If you want to fall in love with furnituremaking - read this book!

  • Advertise with us
Review by Loren posted 06-03-2008 06:19 PM 3502 views 2 times favorited 7 comments Add to Favorites Watch
If you want to fall in love with furnituremaking - read this book! No-picture-s No-picture-s Click the pictures to enlarge them

I read this book when I was just starting out. It is
a spiritual revelation in terms of what it means to
work with wood – and do it well.

It’s not a book of plans and there isn’t enough information
in here to teach you how to build anything if you don’t
have any skills.

This book (and Krenov’s others) are about Feelings. They
are about discovering the wood and discovering a design
process that produces furniture that is finely proportioned
and intimate – with every detail done with careful thought.

He talks about making and using planes, how to choose and
fabricate knife hinges, how to collect one majestic board at
a time and, eventually, when the wood is dry, split it in
half with a bandsaw and discover a bookmatched panel or
pair of doors that are the foundation for most of Krenov’s

He has said (I paraphrase) ,”if I screw up the doors I lose the
whole piece,” so he thinks it through thoroughly and weighs
his choices. Rips can be jointed and glued but a crosscut is
forever. If you cut a board too short you lose the potential…
so if you work in this style you have a strategy to keep your
options open as you go along.

Krenov wrote several books and I read most of them. I get them
mixed up in my mind though because they all have one voice
and cover much of the same territory.

He writes about machines. The bandsaw is his favorite, his most
used – and if you want to make solid wood furniture I concur
with him that a bandsaw is your most critical machine purchase.

When this book was written he lived in Sweden – over 30 years
ago now. He says he started out with just a bandsaw and a
jointer. Today I own one of the same jointers he used – the
little INCA 8” machine.

Today Krenov lives in Fort Bragg, California. He founded a woodworking
school up there. His eyesight has decayed and he doesn’t
make furniture anymore. These days he makes wooden hand
planes by feel.

This book made me fall in love with woodworking. It compelled
me to teach myself the foundations skills. If it were not for
Krenov I don’t know if I would have half the understanding I
do today of hand planes and the beauty of a hand-planed surface.

In the end all my woodworking started here.
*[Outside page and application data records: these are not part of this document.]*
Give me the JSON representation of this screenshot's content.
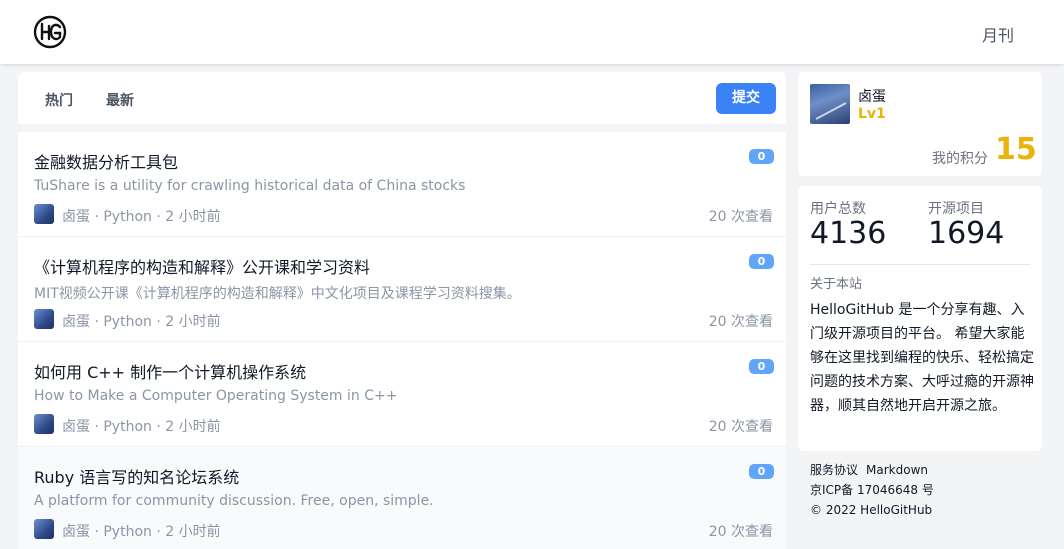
{
  "header": {
    "logo_icon": "hellogithub-logo-icon",
    "monthly_label": "月刊"
  },
  "tabs": {
    "hot": "热门",
    "latest": "最新",
    "submit_label": "提交"
  },
  "items": [
    {
      "title": "金融数据分析工具包",
      "description": "TuShare is a utility for crawling historical data of China stocks",
      "meta": "卤蛋 · Python · 2 小时前",
      "views": "20 次查看",
      "count": "0"
    },
    {
      "title": "《计算机程序的构造和解释》公开课和学习资料",
      "description": "MIT视频公开课《计算机程序的构造和解释》中文化项目及课程学习资料搜集。",
      "meta": "卤蛋 · Python · 2 小时前",
      "views": "20 次查看",
      "count": "0"
    },
    {
      "title": "如何用 C++ 制作一个计算机操作系统",
      "description": "How to Make a Computer Operating System in C++",
      "meta": "卤蛋 · Python · 2 小时前",
      "views": "20 次查看",
      "count": "0"
    },
    {
      "title": "Ruby 语言写的知名论坛系统",
      "description": "A platform for community discussion. Free, open, simple.",
      "meta": "卤蛋 · Python · 2 小时前",
      "views": "20 次查看",
      "count": "0"
    }
  ],
  "profile": {
    "name": "卤蛋",
    "level": "Lv1",
    "points_label": "我的积分",
    "points": "15"
  },
  "stats": {
    "users_label": "用户总数",
    "users_value": "4136",
    "projects_label": "开源项目",
    "projects_value": "1694",
    "about_label": "关于本站",
    "about_text": "HelloGitHub 是一个分享有趣、入门级开源项目的平台。 希望大家能够在这里找到编程的快乐、轻松搞定问题的技术方案、大呼过瘾的开源神器，顺其自然地开启开源之旅。"
  },
  "footer": {
    "terms": "服务协议",
    "markdown": "Markdown",
    "icp": "京ICP备 17046648 号",
    "copyright": "© 2022 HelloGitHub"
  },
  "colors": {
    "accent": "#3b82f6",
    "badge": "#60a5fa",
    "gold": "#eab308"
  }
}
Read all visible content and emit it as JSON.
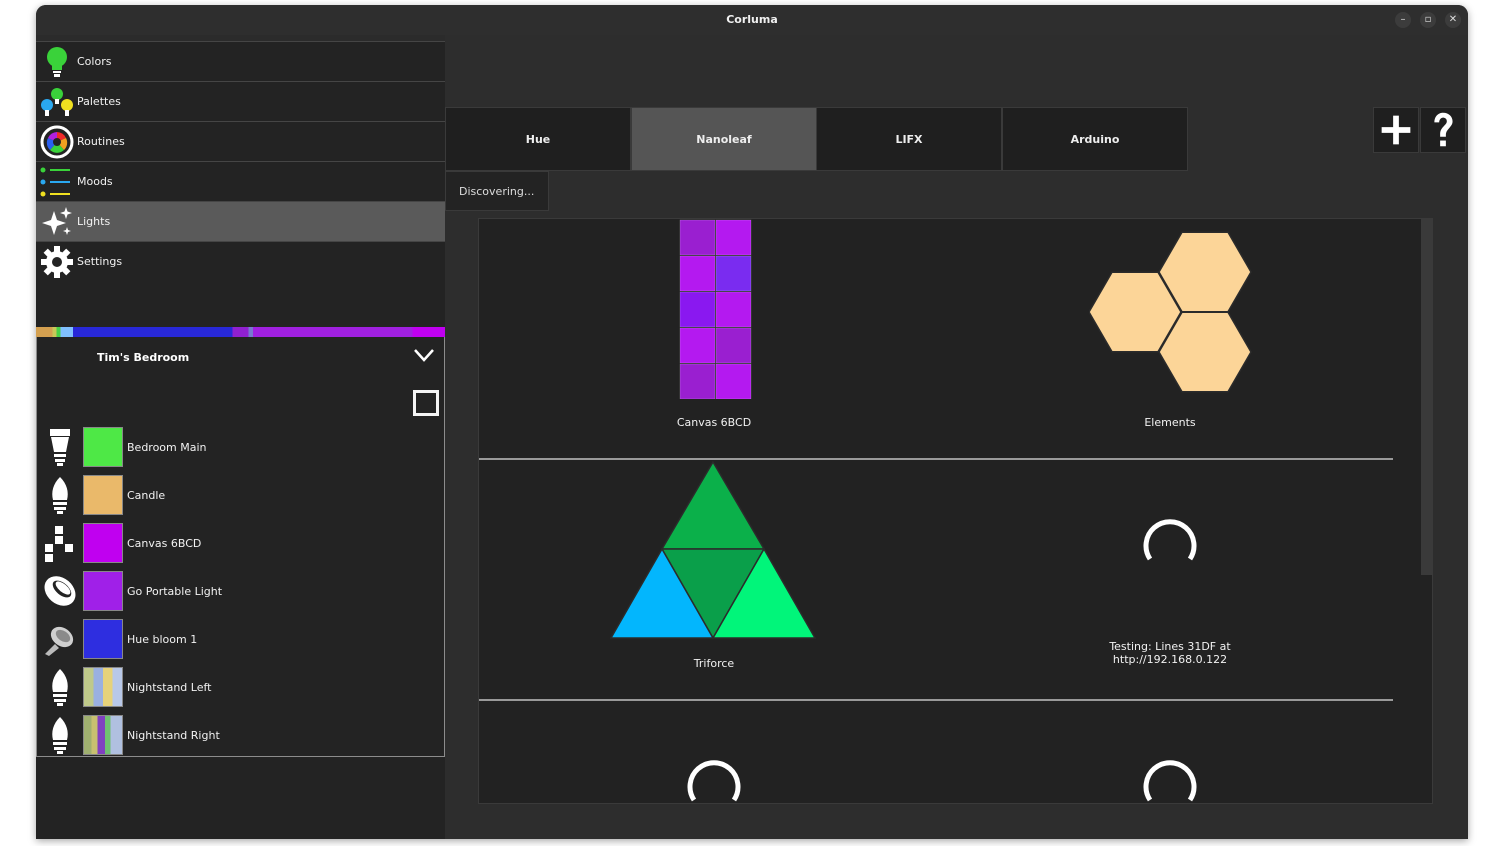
{
  "window": {
    "title": "Corluma",
    "minimize": "–",
    "maximize": "▫",
    "close": "✕"
  },
  "nav": [
    {
      "label": "Colors",
      "icon": "bulb-icon"
    },
    {
      "label": "Palettes",
      "icon": "palette-bulbs-icon"
    },
    {
      "label": "Routines",
      "icon": "color-wheel-icon"
    },
    {
      "label": "Moods",
      "icon": "moods-list-icon"
    },
    {
      "label": "Lights",
      "icon": "sparkle-icon",
      "active": true
    },
    {
      "label": "Settings",
      "icon": "gear-icon"
    }
  ],
  "group": {
    "title": "Tim's Bedroom",
    "lights": [
      {
        "name": "Bedroom Main",
        "icon": "spot-bulb-icon",
        "color": "#4ee846"
      },
      {
        "name": "Candle",
        "icon": "candle-bulb-icon",
        "color": "#eab96a"
      },
      {
        "name": "Canvas 6BCD",
        "icon": "canvas-panels-icon",
        "color": "#c000f0"
      },
      {
        "name": "Go Portable Light",
        "icon": "go-lamp-icon",
        "color": "#a020e8"
      },
      {
        "name": "Hue bloom 1",
        "icon": "bloom-lamp-icon",
        "color": "#2e2ee0"
      },
      {
        "name": "Nightstand Left",
        "icon": "candle-bulb-icon",
        "color": "#d8d890"
      },
      {
        "name": "Nightstand Right",
        "icon": "candle-bulb-icon",
        "color": "#a0b0a0"
      }
    ]
  },
  "tabs": [
    "Hue",
    "Nanoleaf",
    "LIFX",
    "Arduino"
  ],
  "active_tab": "Nanoleaf",
  "actions": {
    "add": "+",
    "help": "?"
  },
  "status": "Discovering...",
  "discovered": [
    {
      "caption": "Canvas 6BCD",
      "kind": "canvas"
    },
    {
      "caption": "Elements",
      "kind": "elements"
    },
    {
      "caption": "Triforce",
      "kind": "triforce"
    },
    {
      "caption": "Testing: Lines 31DF at\nhttp://192.168.0.122",
      "kind": "spinner"
    },
    {
      "caption": "",
      "kind": "spinner"
    },
    {
      "caption": "",
      "kind": "spinner"
    }
  ],
  "colors": {
    "canvas_tiles": [
      "#9a1fd0",
      "#b419f0",
      "#b419f0",
      "#7a2cf0",
      "#8a18f0",
      "#b419f0",
      "#b419f0",
      "#9a1fd0",
      "#9a1fd0",
      "#b419f0"
    ],
    "elements_fill": "#fcd598",
    "triforce": {
      "top": "#0bb04a",
      "center": "#0a9f4a",
      "left": "#03b6fd",
      "right": "#01f57a"
    }
  }
}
I give this book
my highest recommendation.

View Loren's profile


10477 posts in 4448 days

7 comments so far

View johnjoiner's profile


160 posts in 4694 days

#1 posted 06-03-2008 06:59 PM

I’m glad you put up the review, Loren.

I also love Krenov’s books.

-- johnjoiner

View SST's profile


790 posts in 4995 days

#2 posted 06-04-2008 04:48 AM

Thanks for the comments. I believe that I’ll search for his books. I’ve seen some articles either about or by him in Fine Woodworking mag. I think it’s time for his books now. -SST

-- Accuracy is not in your power tool, it's in you

View Denappy's profile


116 posts in 4483 days

#3 posted 06-04-2008 05:17 AM

Thanks for the great review; I tend to agree; It is not always how quickly you can do it, but how you do it!

-- -=Den

View Scott Bryan's profile

Scott Bryan

27250 posts in 4622 days

#4 posted 06-04-2008 11:21 AM

Thanks for the review. I have read this book as well and agree with your assessment of Krenov.

-- Challenges are what make life interesting; overcoming them is what makes life meaningful- Joshua Marine

View WayneC's profile


14359 posts in 4898 days

#5 posted 06-04-2008 11:27 AM

Also agree as you can see from my tag line.

-- We must guard our enthusiasm as we would our life - James Krenov

View Ken90712's profile


17888 posts in 3989 days

#6 posted 12-31-2010 03:11 AM

Nice review!

-- Ken, "Everyday above ground is a good day!"

View travisowenfurniture's profile


91 posts in 3492 days

#7 posted 01-20-2011 06:29 AM

Well said. He has done the same for me. I just got copies of his last two books, “With Wakened Hands” which is about the work of his students, and “Worker in Wood” which takes a closer look of some of the pieces he featured in his earlier books. His words and his work struck me like nothing ever could. Before I had ever heard of him I knew I wanted to try woodworking. When I first started reading “The Impractical Cabinetmaker” (the first book of his I had) I thought he was some kind of artsy hippy-ish beatnik who liked the funky side of furniture, but as I read on, I began to feel like I was really understood and I felt like I wasn’t alone. I gained an extreme appreciation from the human touch on furniture as opposed to the factory made square-cornered fiber board furniture so common in our houses and in our stores.

Thank you James Krenov. Your soul will live forever through the people you have inspired.


Have your say...

You must be signed in to post the comments.

DISCLAIMER: Any posts on LJ are posted by individuals acting in their own right and do not necessarily reflect the views of LJ. LJ will not be held liable for the actions of any user.

Latest Projects | Latest Blog Entries | Latest Forum Topics